24 January 2011

An interesting study published recently in the US suggests that writers are at greater risk of depression than most other occupations. The study puts artists and writers among the most vulnerable of professionals, alongside other "at risk" jobs including care workers, teachers, social workers, maintenance staff and salespeople. Irregular pay and isolation contribute to the tendency for writers to succumb to depression, says the site, with nearly 7% of male artists and writers likely to suffer a major episode of the illness.

It isn't hard to believe that these figures are accurate. Writers are highly isolated by the very nature of what they do, and like all artists they are subject to all kinds of insecurities because they create material for public consumption. Being publicly judged through sales and reviews, or more privately judged when trying to find an agent or publisher, is very testing.

Some well-known writers of the past - Virginia Woolf, Sylvia Plath, Ernest Hemingway and Arthur Koestler - have been subject to depression and this also affects some contemporary writers.
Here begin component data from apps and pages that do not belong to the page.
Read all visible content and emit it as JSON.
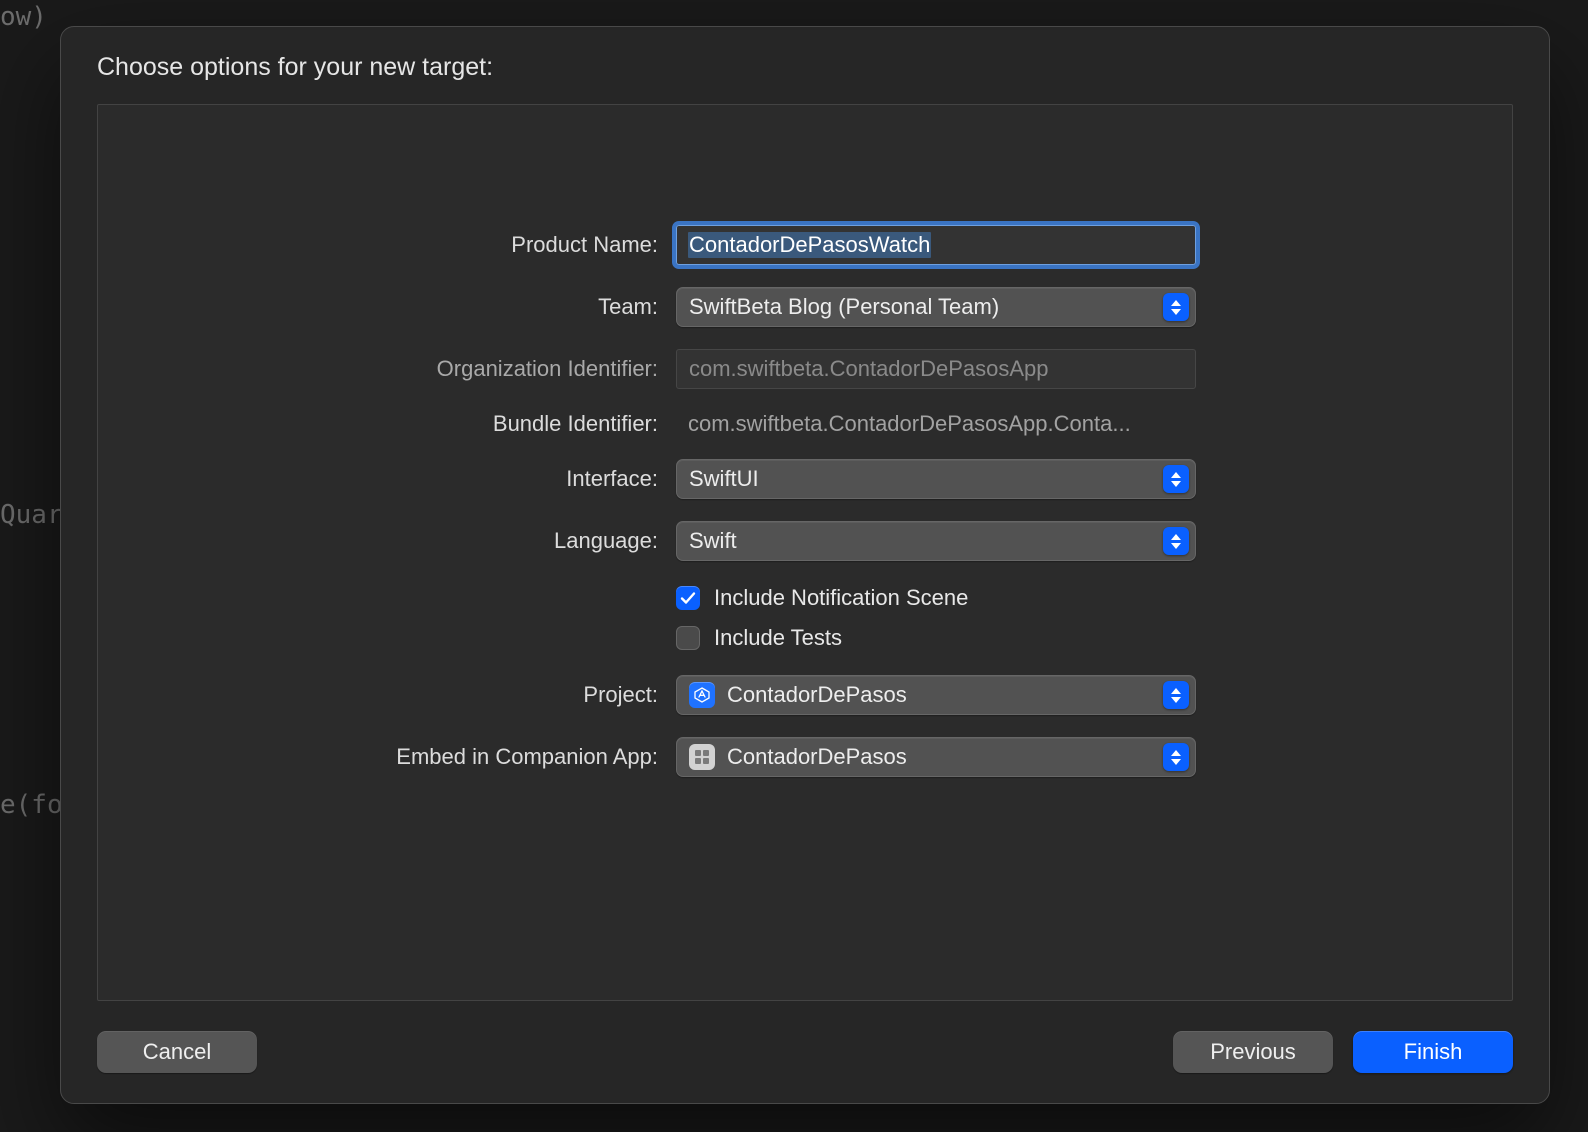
{
  "background_fragments": {
    "line1": "ow)",
    "line2": "Quar",
    "line3": "e(fo"
  },
  "sheet": {
    "title": "Choose options for your new target:"
  },
  "form": {
    "product_name": {
      "label": "Product Name:",
      "value": "ContadorDePasosWatch"
    },
    "team": {
      "label": "Team:",
      "value": "SwiftBeta Blog (Personal Team)"
    },
    "org_id": {
      "label": "Organization Identifier:",
      "value": "com.swiftbeta.ContadorDePasosApp"
    },
    "bundle_id": {
      "label": "Bundle Identifier:",
      "value": "com.swiftbeta.ContadorDePasosApp.Conta..."
    },
    "interface": {
      "label": "Interface:",
      "value": "SwiftUI"
    },
    "language": {
      "label": "Language:",
      "value": "Swift"
    },
    "notification_scene": {
      "label": "Include Notification Scene",
      "checked": true
    },
    "include_tests": {
      "label": "Include Tests",
      "checked": false
    },
    "project": {
      "label": "Project:",
      "value": "ContadorDePasos"
    },
    "embed": {
      "label": "Embed in Companion App:",
      "value": "ContadorDePasos"
    }
  },
  "buttons": {
    "cancel": "Cancel",
    "previous": "Previous",
    "finish": "Finish"
  }
}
Novelist Simon Brett said: "You spend long hours sitting on your own. Writing can be wonderful therapy, but you are digging into yourself, and if you are writing fiction and creating characters, a certain amount of self-examination and self-doubt is inevitable. Many writers are also introverted, quiet people, and find it stressful to have their work assessed publicly. Now there are reviews on Amazon, for example, that happens even more."

Writers are hit hard by the current economic woes. "It has always been an insecure profession, and now advances are spiralling downwards and a lot of midlist authors have been dropped by their publishers. It's even worse for unpublished writers, most of whom experience repeated rejections in their quest for first and agent and then a publisher."

Benedicte Page, writing in the Guardian, pointed out that some writers do seem to find some positive elements. The poet Gwyneth Lewis, former National Poet of Wales, who explored the subject in her book Sunbathing In The Rain , said that her research while a fellow at the Radcliffe Institute for Advanced Study at Harvard had suggested different findings.

"I'd argue the opposite, that given that writers do spend a lot of time on their own, and that the worldly rewards for poetry are minuscule, and given that most of the time you don't know whether what you are doing is any good, it's amazing that writers don't suffer more." In some ways, the art itself helps you through the minefield. "There is something in the principles of art that is not depressive, that's so joyful," Lewis said. And she added that the idea that you have to suffer to produce art is nonsense: "You have to be well. If you're properly clinically depressed, you can't think about rhyme."